At the turn of the 20th century, Ormond Beach garnered the reputation as a summer playground for the rich and famous. Industrialists such as railroad magnate Henry Flagler and oil industry multi-millionaire John D. Rockefeller visited the area often, helping to develop the town's character. Today Ormond Beach is known as the "Birthplace of Speed" and celebrates annual events that reenact the early days of racing on the beach. Ormond-by-the-Sea is a quaint residential area featuring parks, traffic-free beach and a variety of great restaurants.
Ponce Inlet & Wilber-By-The-Sea
Ponce Inlet, a quaint "Old Florida" town offers a sampling of some of the area's best waterfront restaurants and chartered fishing excursions, as well as a marine science center, a casino boat that sails daily and the tallest lighthouse in the state. The small neighboring seaside community of Wilber-By-The-Sea features quiet beaches and casual riverfront dining.
Port Orange & South Daytona
Connected to the beachside by the Dunlawton Bridge, the city of Port Orange is proud of its scenic riverfront, historic treaures, challenging golf courses and Sugar Mill Botanical Gardens. Just south of Daytona Beach on the mainland, South Daytona is nestled between U.S. 1 and the Intracoastal Waterway and features riverfront and lake front parks, ice skating arena and the Living Legends Auto Racing Museum.
Known as "The City with a Heart", Holly Hill boasts one of the most beautiful views of the Halifax River along scenic Riverside Drive. Enjoy riverfront parks galore that feature boat ramps, fishing piers and plenty of covered picnic tables. The Riviera Oaks Dog Park is also in Holly Hill.
Great weather, convenience and world-class golf await you in the Daytona Beach area, one of Florida's fastest growing golf destinations. The area is covered in famous fairways designed by the legends of the sport. Golf Digest recently ranked Daytona Beach in the top 15 places to play in the nation.
Daytona International Speedway:
The First Daytona 500:
On February 22, 1959, Daytona International Speedway hosted the first Daytona 500. The posted awards for the "500-Mile International Sweepstakes" totaled $67,760. A field of 59 cars took the green flag for the start of the 200-lap race. A crowd of 41,000 was on hand to witness the beginning of another chapter in the history of racing in Daytona.

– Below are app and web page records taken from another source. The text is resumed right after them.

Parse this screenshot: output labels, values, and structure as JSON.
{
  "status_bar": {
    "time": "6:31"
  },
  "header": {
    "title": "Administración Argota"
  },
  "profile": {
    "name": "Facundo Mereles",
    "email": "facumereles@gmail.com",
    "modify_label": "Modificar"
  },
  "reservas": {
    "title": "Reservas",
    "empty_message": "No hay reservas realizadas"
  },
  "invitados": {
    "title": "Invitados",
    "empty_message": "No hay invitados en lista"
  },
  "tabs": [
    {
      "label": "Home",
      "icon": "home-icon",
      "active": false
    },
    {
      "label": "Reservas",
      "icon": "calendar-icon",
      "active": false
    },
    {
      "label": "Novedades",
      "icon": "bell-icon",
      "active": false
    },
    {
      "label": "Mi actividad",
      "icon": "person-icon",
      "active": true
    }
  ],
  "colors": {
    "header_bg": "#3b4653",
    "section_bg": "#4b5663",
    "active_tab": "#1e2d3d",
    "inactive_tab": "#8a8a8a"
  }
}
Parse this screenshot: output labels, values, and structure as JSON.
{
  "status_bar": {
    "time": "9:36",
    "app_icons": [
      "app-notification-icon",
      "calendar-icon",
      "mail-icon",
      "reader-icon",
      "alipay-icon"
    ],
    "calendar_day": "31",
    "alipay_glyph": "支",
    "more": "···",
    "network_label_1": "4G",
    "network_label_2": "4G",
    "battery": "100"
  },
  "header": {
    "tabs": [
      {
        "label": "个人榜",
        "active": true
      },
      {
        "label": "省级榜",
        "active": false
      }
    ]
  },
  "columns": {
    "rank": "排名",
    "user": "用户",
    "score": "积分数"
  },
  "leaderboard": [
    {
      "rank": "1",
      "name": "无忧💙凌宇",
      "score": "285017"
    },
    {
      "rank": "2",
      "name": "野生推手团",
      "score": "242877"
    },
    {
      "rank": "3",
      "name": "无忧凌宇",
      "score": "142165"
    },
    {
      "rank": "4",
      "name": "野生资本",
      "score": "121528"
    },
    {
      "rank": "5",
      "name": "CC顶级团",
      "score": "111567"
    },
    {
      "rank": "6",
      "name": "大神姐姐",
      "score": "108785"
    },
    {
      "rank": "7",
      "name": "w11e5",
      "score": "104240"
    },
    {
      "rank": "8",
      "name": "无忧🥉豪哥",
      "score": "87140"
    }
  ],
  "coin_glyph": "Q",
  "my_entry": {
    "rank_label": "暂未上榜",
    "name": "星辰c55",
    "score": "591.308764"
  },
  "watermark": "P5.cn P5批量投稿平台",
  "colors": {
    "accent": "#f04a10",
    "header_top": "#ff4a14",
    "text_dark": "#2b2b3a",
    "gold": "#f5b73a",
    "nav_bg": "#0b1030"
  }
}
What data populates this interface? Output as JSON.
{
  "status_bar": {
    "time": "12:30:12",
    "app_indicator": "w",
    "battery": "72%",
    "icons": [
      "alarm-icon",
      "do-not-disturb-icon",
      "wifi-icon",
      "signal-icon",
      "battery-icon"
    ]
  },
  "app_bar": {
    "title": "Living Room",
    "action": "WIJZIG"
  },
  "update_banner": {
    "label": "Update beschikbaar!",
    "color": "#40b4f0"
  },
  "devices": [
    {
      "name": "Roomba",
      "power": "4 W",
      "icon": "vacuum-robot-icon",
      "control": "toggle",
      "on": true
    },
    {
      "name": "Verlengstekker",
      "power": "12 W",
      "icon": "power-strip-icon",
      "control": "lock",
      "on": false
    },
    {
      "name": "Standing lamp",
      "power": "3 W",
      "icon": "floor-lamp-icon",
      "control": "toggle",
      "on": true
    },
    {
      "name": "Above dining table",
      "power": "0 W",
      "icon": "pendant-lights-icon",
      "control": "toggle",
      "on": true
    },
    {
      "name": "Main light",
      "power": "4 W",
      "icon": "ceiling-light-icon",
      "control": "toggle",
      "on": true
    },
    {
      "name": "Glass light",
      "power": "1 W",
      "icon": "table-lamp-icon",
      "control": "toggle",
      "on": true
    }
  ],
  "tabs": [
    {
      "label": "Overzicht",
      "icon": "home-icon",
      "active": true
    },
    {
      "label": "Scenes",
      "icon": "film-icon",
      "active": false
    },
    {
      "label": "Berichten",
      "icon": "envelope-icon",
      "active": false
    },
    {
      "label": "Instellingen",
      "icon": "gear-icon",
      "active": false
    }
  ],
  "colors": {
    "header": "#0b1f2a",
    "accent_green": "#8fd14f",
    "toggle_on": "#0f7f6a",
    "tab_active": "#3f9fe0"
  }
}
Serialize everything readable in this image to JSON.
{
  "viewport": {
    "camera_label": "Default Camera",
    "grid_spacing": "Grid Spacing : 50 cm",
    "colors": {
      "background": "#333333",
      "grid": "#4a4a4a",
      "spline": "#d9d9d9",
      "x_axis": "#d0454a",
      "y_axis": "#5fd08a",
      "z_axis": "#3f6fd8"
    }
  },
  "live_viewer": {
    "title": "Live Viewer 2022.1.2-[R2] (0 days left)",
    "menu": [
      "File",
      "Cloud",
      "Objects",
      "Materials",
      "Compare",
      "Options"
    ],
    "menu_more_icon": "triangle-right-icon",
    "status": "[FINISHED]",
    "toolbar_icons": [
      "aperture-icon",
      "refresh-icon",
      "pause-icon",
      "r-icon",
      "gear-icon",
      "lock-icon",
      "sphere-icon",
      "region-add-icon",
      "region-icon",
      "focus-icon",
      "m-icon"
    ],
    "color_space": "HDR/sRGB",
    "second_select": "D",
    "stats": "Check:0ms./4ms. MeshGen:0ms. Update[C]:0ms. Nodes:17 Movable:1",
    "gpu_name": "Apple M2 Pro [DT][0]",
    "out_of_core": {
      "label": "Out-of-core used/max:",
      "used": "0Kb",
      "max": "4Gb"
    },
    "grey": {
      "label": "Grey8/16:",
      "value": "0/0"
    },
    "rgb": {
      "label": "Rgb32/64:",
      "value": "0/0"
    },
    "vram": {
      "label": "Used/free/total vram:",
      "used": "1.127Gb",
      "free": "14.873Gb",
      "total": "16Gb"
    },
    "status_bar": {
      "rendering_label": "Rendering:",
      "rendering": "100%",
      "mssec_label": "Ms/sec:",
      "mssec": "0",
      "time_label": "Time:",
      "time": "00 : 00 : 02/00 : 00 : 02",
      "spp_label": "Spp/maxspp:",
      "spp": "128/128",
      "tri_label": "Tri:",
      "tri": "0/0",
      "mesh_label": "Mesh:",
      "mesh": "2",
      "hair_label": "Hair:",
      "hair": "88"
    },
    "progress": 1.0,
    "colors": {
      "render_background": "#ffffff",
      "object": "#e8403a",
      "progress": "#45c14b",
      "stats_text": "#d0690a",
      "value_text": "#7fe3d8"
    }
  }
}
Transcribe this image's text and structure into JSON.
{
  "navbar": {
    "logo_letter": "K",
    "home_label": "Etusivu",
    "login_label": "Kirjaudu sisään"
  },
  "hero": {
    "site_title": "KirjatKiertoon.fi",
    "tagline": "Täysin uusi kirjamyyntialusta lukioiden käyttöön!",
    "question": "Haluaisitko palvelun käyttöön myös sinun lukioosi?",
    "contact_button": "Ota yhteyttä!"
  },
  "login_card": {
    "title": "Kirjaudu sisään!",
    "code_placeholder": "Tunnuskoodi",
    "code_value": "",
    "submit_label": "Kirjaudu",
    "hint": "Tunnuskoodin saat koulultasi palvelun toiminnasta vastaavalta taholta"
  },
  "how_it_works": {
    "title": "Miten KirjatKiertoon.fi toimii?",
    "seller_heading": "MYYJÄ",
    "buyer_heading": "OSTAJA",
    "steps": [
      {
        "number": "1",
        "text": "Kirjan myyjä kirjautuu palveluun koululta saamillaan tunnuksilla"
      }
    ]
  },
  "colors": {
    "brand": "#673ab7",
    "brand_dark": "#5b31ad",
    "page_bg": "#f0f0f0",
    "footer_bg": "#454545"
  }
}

The finish of the race also went into the history books. The finish was too close to call, but Johnny Beauchamp went to Victory Lane and savored the celebration although the results were posted as "unofficial."
Sixty-one hours later, Lee Petty was the winner in what appeared to be a dead heat between Petty and Beauchamp - with the lapped car of Joe Weatherly making it a three-wide finish at the checkered flag. A clip of newsreel footage proved that Petty was the winner by a few feet.